Walter Tsou, executive director of Physicians for Social Responsibility and past president of the American Public Health Association
“If you want to show boldness, consider China where if you buy an internal combustion engine car, the license plate will cost you around $14,000 U.S. dollars — not yuan, dollars. If you buy an electric vehicle, the license plate (which is green) is free or almost free… The point is that all of Asia and Europe are electrifying their transportation infrastructure at a time when we have our head in the sand stuck on gas guzzlers.”
If the Trump rule is enacted, he said, climate change could get so bad that “the only vehicle that we will need to buy is not a car. It will be an ark.”
Ned Ketyer, pediatrician with Pittsburgh-based Pediatric Alliance
"More air pollution means more birth defects, more developmental and learning problems, more suffering for those with lung diseases, heart disease and mental illness, more adult-onset dementia, more cancer and more premature deaths.”
Amy Nassif, geriatric physical therapist and mother of two from Butler County
“As a mother, I cannot agree with any proposal that would undermine the progress that has been made with the Clean Car standards… Our future generations depend on the current generation to make sound decisions for our health, safety and environment."
Oliver Morrison is PublicSource’s environment and health reporter.
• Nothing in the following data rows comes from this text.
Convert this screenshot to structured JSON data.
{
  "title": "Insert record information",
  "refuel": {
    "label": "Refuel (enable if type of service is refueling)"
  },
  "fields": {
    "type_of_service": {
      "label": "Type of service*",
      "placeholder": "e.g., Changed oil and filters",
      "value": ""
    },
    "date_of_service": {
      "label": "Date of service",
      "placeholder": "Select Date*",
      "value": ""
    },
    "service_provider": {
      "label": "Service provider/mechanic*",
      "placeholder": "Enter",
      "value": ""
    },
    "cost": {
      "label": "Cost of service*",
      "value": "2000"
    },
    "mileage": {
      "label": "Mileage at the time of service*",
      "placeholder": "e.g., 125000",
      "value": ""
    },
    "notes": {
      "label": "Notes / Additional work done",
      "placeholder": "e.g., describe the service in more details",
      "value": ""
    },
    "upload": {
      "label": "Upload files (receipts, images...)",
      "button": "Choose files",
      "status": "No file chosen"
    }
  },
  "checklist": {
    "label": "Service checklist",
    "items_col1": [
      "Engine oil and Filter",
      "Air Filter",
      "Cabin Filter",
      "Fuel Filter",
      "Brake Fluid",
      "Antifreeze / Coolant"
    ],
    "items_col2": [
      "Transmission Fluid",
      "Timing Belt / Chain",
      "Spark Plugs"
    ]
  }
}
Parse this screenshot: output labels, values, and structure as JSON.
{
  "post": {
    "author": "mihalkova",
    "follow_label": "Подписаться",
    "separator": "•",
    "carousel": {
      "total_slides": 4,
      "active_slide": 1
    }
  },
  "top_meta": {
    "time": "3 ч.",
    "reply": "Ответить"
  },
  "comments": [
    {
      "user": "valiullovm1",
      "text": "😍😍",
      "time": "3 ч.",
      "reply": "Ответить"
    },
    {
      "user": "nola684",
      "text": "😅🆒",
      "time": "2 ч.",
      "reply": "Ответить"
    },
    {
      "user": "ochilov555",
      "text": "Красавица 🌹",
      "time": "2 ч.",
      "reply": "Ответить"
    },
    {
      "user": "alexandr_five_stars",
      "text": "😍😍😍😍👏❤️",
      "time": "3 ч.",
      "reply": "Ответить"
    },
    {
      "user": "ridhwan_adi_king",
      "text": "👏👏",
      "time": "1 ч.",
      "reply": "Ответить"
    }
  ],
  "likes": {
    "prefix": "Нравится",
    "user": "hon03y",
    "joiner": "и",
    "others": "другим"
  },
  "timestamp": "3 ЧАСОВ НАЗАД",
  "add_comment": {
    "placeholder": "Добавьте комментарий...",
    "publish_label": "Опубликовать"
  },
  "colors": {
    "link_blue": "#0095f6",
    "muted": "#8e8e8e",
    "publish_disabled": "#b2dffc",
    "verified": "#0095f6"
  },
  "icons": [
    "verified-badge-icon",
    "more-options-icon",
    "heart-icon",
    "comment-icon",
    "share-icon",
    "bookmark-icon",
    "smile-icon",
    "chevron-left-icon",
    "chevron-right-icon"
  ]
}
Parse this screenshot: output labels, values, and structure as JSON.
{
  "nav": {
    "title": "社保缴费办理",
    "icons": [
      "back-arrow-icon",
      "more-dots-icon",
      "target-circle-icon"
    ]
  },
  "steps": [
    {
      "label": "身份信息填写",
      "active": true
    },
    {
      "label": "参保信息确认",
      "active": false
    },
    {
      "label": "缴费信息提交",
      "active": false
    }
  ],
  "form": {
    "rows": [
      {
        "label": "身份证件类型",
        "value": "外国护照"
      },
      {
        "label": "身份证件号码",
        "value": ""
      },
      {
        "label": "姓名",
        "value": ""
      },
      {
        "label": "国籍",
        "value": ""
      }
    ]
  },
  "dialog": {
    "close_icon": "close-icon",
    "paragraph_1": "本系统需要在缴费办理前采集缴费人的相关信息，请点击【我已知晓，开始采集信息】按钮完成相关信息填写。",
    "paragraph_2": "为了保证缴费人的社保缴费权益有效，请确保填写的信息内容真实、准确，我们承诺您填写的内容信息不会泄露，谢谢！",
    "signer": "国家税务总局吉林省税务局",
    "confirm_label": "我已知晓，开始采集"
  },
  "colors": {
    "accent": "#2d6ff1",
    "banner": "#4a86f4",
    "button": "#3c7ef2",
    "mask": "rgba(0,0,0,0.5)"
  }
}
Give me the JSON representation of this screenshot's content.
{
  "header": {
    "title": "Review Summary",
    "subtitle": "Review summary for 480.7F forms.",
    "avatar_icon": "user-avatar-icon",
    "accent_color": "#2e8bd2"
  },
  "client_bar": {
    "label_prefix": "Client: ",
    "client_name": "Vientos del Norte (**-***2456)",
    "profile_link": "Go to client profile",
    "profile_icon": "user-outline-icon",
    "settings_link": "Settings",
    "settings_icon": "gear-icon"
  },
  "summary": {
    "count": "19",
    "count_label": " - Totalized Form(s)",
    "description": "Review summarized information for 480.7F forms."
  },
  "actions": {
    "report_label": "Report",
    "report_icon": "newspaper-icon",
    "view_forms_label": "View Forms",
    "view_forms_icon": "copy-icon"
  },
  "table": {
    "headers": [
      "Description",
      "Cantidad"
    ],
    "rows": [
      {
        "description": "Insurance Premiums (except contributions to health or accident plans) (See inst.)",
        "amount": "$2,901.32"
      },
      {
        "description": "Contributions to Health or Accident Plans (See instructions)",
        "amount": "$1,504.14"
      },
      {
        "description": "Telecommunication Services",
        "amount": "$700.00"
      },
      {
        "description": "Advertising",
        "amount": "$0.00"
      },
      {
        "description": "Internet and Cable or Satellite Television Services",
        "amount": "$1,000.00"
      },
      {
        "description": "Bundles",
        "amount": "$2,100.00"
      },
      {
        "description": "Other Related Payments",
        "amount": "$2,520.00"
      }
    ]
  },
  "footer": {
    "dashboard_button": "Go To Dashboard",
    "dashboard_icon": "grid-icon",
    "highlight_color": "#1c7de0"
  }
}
He can be reached at firstname.lastname@example.org or on Twitter @ORMorrison.